What you need to do:
Please output the entries below without altering a single character.

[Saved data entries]
========

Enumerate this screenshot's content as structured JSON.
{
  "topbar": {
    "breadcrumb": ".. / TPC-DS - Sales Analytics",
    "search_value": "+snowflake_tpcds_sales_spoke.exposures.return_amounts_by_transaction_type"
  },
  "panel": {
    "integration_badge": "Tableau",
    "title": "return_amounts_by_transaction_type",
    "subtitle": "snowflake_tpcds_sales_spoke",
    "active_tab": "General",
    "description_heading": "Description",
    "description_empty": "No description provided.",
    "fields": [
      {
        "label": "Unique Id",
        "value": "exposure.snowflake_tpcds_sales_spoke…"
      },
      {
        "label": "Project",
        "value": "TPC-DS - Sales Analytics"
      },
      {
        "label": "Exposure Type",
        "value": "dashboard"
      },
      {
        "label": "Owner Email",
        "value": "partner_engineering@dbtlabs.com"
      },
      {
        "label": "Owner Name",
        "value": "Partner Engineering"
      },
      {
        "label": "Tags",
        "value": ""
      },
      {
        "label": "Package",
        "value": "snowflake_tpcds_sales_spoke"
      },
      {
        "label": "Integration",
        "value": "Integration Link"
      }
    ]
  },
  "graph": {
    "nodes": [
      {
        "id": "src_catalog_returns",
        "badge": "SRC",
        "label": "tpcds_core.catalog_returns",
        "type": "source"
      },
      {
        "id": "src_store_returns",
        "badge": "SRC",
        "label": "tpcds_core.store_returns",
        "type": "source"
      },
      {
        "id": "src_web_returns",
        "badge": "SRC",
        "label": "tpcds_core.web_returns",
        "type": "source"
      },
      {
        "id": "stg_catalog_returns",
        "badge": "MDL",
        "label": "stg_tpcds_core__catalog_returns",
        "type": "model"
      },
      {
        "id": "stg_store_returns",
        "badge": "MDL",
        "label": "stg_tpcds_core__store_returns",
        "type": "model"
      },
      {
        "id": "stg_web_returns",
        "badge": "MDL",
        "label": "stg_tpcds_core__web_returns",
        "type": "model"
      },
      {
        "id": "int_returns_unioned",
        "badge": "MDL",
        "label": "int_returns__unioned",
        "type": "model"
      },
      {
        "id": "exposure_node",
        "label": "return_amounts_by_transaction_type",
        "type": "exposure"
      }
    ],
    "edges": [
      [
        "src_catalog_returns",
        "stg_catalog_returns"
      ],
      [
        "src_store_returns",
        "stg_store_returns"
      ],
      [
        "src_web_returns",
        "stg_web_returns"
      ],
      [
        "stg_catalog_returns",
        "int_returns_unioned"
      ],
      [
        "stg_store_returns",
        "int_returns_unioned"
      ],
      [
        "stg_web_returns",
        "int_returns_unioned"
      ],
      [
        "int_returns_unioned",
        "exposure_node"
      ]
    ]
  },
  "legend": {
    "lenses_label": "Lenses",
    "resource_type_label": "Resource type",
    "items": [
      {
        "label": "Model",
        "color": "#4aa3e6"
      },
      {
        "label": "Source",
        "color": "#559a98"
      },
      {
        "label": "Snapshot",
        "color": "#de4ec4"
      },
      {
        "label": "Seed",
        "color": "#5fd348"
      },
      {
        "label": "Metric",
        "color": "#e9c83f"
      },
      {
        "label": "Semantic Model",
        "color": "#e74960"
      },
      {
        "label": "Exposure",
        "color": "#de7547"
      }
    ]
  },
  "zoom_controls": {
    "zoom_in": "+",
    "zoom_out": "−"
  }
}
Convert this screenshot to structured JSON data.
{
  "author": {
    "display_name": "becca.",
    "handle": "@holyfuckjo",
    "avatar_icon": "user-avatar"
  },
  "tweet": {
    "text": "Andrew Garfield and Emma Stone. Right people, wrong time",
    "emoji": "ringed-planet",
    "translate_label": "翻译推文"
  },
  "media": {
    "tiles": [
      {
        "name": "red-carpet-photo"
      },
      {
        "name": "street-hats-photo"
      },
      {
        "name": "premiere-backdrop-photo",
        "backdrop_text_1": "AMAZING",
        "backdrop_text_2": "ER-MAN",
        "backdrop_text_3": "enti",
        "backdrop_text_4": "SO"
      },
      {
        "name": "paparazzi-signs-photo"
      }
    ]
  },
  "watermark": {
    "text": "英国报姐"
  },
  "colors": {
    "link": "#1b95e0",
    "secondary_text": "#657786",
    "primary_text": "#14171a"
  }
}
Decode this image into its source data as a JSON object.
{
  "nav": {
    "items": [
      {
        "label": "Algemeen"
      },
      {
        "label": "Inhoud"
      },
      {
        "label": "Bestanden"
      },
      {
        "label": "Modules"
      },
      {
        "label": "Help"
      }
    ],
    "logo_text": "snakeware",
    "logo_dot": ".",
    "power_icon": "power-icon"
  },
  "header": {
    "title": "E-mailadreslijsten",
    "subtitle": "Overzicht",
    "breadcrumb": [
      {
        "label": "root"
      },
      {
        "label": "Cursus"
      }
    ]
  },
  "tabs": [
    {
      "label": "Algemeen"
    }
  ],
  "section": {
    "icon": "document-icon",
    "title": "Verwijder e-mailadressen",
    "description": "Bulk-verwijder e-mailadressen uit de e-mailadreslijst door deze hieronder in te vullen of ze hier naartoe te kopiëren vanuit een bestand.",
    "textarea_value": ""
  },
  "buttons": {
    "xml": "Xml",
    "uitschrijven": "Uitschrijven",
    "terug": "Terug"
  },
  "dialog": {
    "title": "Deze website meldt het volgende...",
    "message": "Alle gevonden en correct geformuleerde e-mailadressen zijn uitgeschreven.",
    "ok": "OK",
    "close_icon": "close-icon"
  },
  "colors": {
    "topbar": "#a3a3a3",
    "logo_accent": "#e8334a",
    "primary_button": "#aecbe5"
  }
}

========

Written solution:
Enumerate this screenshot's content as structured JSON.
{
  "topbar": {
    "breadcrumb": ".. / TPC-DS - Sales Analytics",
    "search_value": "+snowflake_tpcds_sales_spoke.exposures.return_amounts_by_transaction_type"
  },
  "panel": {
    "integration_badge": "Tableau",
    "title": "return_amounts_by_transaction_type",
    "subtitle": "snowflake_tpcds_sales_spoke",
    "active_tab": "General",
    "description_heading": "Description",
    "description_empty": "No description provided.",
    "fields": [
      {
        "label": "Unique Id",
        "value": "exposure.snowflake_tpcds_sales_spoke…"
      },
      {
        "label": "Project",
        "value": "TPC-DS - Sales Analytics"
      },
      {
        "label": "Exposure Type",
        "value": "dashboard"
      },
      {
        "label": "Owner Email",
        "value": "partner_engineering@dbtlabs.com"
      },
      {
        "label": "Owner Name",
        "value": "Partner Engineering"
      },
      {
        "label": "Tags",
        "value": ""
      },
      {
        "label": "Package",
        "value": "snowflake_tpcds_sales_spoke"
      },
      {
        "label": "Integration",
        "value": "Integration Link"
      }
    ]
  },
  "graph": {
    "nodes": [
      {
        "id": "src_catalog_returns",
        "badge": "SRC",
        "label": "tpcds_core.catalog_returns",
        "type": "source"
      },
      {
        "id": "src_store_returns",
        "badge": "SRC",
        "label": "tpcds_core.store_returns",
        "type": "source"
      },
      {
        "id": "src_web_returns",
        "badge": "SRC",
        "label": "tpcds_core.web_returns",
        "type": "source"
      },
      {
        "id": "stg_catalog_returns",
        "badge": "MDL",
        "label": "stg_tpcds_core__catalog_returns",
        "type": "model"
      },
      {
        "id": "stg_store_returns",
        "badge": "MDL",
        "label": "stg_tpcds_core__store_returns",
        "type": "model"
      },
      {
        "id": "stg_web_returns",
        "badge": "MDL",
        "label": "stg_tpcds_core__web_returns",
        "type": "model"
      },
      {
        "id": "int_returns_unioned",
        "badge": "MDL",
        "label": "int_returns__unioned",
        "type": "model"
      },
      {
        "id": "exposure_node",
        "label": "return_amounts_by_transaction_type",
        "type": "exposure"
      }
    ],
    "edges": [
      [
        "src_catalog_returns",
        "stg_catalog_returns"
      ],
      [
        "src_store_returns",
        "stg_store_returns"
      ],
      [
        "src_web_returns",
        "stg_web_returns"
      ],
      [
        "stg_catalog_returns",
        "int_returns_unioned"
      ],
      [
        "stg_store_returns",
        "int_returns_unioned"
      ],
      [
        "stg_web_returns",
        "int_returns_unioned"
      ],
      [
        "int_returns_unioned",
        "exposure_node"
      ]
    ]
  },
  "legend": {
    "lenses_label": "Lenses",
    "resource_type_label": "Resource type",
    "items": [
      {
        "label": "Model",
        "color": "#4aa3e6"
      },
      {
        "label": "Source",
        "color": "#559a98"
      },
      {
        "label": "Snapshot",
        "color": "#de4ec4"
      },
      {
        "label": "Seed",
        "color": "#5fd348"
      },
      {
        "label": "Metric",
        "color": "#e9c83f"
      },
      {
        "label": "Semantic Model",
        "color": "#e74960"
      },
      {
        "label": "Exposure",
        "color": "#de7547"
      }
    ]
  },
  "zoom_controls": {
    "zoom_in": "+",
    "zoom_out": "−"
  }
}
Convert this screenshot to structured JSON data.
{
  "author": {
    "display_name": "becca.",
    "handle": "@holyfuckjo",
    "avatar_icon": "user-avatar"
  },
  "tweet": {
    "text": "Andrew Garfield and Emma Stone. Right people, wrong time",
    "emoji": "ringed-planet",
    "translate_label": "翻译推文"
  },
  "media": {
    "tiles": [
      {
        "name": "red-carpet-photo"
      },
      {
        "name": "street-hats-photo"
      },
      {
        "name": "premiere-backdrop-photo",
        "backdrop_text_1": "AMAZING",
        "backdrop_text_2": "ER-MAN",
        "backdrop_text_3": "enti",
        "backdrop_text_4": "SO"
      },
      {
        "name": "paparazzi-signs-photo"
      }
    ]
  },
  "watermark": {
    "text": "英国报姐"
  },
  "colors": {
    "link": "#1b95e0",
    "secondary_text": "#657786",
    "primary_text": "#14171a"
  }
}
Decode this image into its source data as a JSON object.
{
  "nav": {
    "items": [
      {
        "label": "Algemeen"
      },
      {
        "label": "Inhoud"
      },
      {
        "label": "Bestanden"
      },
      {
        "label": "Modules"
      },
      {
        "label": "Help"
      }
    ],
    "logo_text": "snakeware",
    "logo_dot": ".",
    "power_icon": "power-icon"
  },
  "header": {
    "title": "E-mailadreslijsten",
    "subtitle": "Overzicht",
    "breadcrumb": [
      {
        "label": "root"
      },
      {
        "label": "Cursus"
      }
    ]
  },
  "tabs": [
    {
      "label": "Algemeen"
    }
  ],
  "section": {
    "icon": "document-icon",
    "title": "Verwijder e-mailadressen",
    "description": "Bulk-verwijder e-mailadressen uit de e-mailadreslijst door deze hieronder in te vullen of ze hier naartoe te kopiëren vanuit een bestand.",
    "textarea_value": ""
  },
  "buttons": {
    "xml": "Xml",
    "uitschrijven": "Uitschrijven",
    "terug": "Terug"
  },
  "dialog": {
    "title": "Deze website meldt het volgende...",
    "message": "Alle gevonden en correct geformuleerde e-mailadressen zijn uitgeschreven.",
    "ok": "OK",
    "close_icon": "close-icon"
  },
  "colors": {
    "topbar": "#a3a3a3",
    "logo_accent": "#e8334a",
    "primary_button": "#aecbe5"
  }
}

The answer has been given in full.